» Task
All that is needed is every record, duplicated exactly.

Stored entries:
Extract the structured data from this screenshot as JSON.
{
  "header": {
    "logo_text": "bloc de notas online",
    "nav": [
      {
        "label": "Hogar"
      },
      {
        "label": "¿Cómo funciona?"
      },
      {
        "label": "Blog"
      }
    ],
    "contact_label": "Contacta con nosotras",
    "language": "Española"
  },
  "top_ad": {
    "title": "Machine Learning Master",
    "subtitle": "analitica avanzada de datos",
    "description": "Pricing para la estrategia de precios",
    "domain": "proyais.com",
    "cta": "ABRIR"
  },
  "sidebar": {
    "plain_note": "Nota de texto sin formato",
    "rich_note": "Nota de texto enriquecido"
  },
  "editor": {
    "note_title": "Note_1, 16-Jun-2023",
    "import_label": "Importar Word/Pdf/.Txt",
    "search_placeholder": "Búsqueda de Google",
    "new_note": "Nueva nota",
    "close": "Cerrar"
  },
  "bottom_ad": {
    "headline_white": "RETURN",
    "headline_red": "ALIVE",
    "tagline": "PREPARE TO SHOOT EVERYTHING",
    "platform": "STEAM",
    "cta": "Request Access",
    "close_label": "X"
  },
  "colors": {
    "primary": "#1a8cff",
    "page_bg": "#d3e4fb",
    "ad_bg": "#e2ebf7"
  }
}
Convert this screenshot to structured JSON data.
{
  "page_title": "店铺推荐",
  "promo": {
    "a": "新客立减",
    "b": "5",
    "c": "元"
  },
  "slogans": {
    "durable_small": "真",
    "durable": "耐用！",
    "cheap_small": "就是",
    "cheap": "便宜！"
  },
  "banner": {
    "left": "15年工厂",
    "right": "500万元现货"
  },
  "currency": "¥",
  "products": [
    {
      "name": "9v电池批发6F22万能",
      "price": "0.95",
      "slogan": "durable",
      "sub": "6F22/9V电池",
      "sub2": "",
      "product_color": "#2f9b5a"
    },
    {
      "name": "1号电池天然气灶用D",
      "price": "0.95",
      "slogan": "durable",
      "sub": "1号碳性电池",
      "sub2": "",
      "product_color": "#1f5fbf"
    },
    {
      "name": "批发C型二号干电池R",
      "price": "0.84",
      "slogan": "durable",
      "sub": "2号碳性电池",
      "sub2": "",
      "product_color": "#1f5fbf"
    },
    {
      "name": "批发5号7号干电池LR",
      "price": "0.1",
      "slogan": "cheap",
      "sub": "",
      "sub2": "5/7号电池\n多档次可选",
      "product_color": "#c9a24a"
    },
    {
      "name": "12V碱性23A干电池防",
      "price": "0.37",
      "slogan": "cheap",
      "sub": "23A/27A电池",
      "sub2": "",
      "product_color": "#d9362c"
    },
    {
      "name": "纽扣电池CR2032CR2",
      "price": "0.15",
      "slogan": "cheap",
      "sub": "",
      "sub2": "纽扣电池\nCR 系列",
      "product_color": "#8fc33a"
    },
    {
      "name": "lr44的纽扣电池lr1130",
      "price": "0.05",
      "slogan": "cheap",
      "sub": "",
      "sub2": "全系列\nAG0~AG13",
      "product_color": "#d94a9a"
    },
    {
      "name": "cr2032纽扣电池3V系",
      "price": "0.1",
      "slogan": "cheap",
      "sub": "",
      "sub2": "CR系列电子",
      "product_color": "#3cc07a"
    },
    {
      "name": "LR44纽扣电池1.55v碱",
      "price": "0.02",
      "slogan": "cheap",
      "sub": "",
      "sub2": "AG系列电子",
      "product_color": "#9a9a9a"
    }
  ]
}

» Result
Extract the structured data from this screenshot as JSON.
{
  "header": {
    "logo_text": "bloc de notas online",
    "nav": [
      {
        "label": "Hogar"
      },
      {
        "label": "¿Cómo funciona?"
      },
      {
        "label": "Blog"
      }
    ],
    "contact_label": "Contacta con nosotras",
    "language": "Española"
  },
  "top_ad": {
    "title": "Machine Learning Master",
    "subtitle": "analitica avanzada de datos",
    "description": "Pricing para la estrategia de precios",
    "domain": "proyais.com",
    "cta": "ABRIR"
  },
  "sidebar": {
    "plain_note": "Nota de texto sin formato",
    "rich_note": "Nota de texto enriquecido"
  },
  "editor": {
    "note_title": "Note_1, 16-Jun-2023",
    "import_label": "Importar Word/Pdf/.Txt",
    "search_placeholder": "Búsqueda de Google",
    "new_note": "Nueva nota",
    "close": "Cerrar"
  },
  "bottom_ad": {
    "headline_white": "RETURN",
    "headline_red": "ALIVE",
    "tagline": "PREPARE TO SHOOT EVERYTHING",
    "platform": "STEAM",
    "cta": "Request Access",
    "close_label": "X"
  },
  "colors": {
    "primary": "#1a8cff",
    "page_bg": "#d3e4fb",
    "ad_bg": "#e2ebf7"
  }
}
Convert this screenshot to structured JSON data.
{
  "page_title": "店铺推荐",
  "promo": {
    "a": "新客立减",
    "b": "5",
    "c": "元"
  },
  "slogans": {
    "durable_small": "真",
    "durable": "耐用！",
    "cheap_small": "就是",
    "cheap": "便宜！"
  },
  "banner": {
    "left": "15年工厂",
    "right": "500万元现货"
  },
  "currency": "¥",
  "products": [
    {
      "name": "9v电池批发6F22万能",
      "price": "0.95",
      "slogan": "durable",
      "sub": "6F22/9V电池",
      "sub2": "",
      "product_color": "#2f9b5a"
    },
    {
      "name": "1号电池天然气灶用D",
      "price": "0.95",
      "slogan": "durable",
      "sub": "1号碳性电池",
      "sub2": "",
      "product_color": "#1f5fbf"
    },
    {
      "name": "批发C型二号干电池R",
      "price": "0.84",
      "slogan": "durable",
      "sub": "2号碳性电池",
      "sub2": "",
      "product_color": "#1f5fbf"
    },
    {
      "name": "批发5号7号干电池LR",
      "price": "0.1",
      "slogan": "cheap",
      "sub": "",
      "sub2": "5/7号电池\n多档次可选",
      "product_color": "#c9a24a"
    },
    {
      "name": "12V碱性23A干电池防",
      "price": "0.37",
      "slogan": "cheap",
      "sub": "23A/27A电池",
      "sub2": "",
      "product_color": "#d9362c"
    },
    {
      "name": "纽扣电池CR2032CR2",
      "price": "0.15",
      "slogan": "cheap",
      "sub": "",
      "sub2": "纽扣电池\nCR 系列",
      "product_color": "#8fc33a"
    },
    {
      "name": "lr44的纽扣电池lr1130",
      "price": "0.05",
      "slogan": "cheap",
      "sub": "",
      "sub2": "全系列\nAG0~AG13",
      "product_color": "#d94a9a"
    },
    {
      "name": "cr2032纽扣电池3V系",
      "price": "0.1",
      "slogan": "cheap",
      "sub": "",
      "sub2": "CR系列电子",
      "product_color": "#3cc07a"
    },
    {
      "name": "LR44纽扣电池1.55v碱",
      "price": "0.02",
      "slogan": "cheap",
      "sub": "",
      "sub2": "AG系列电子",
      "product_color": "#9a9a9a"
    }
  ]
}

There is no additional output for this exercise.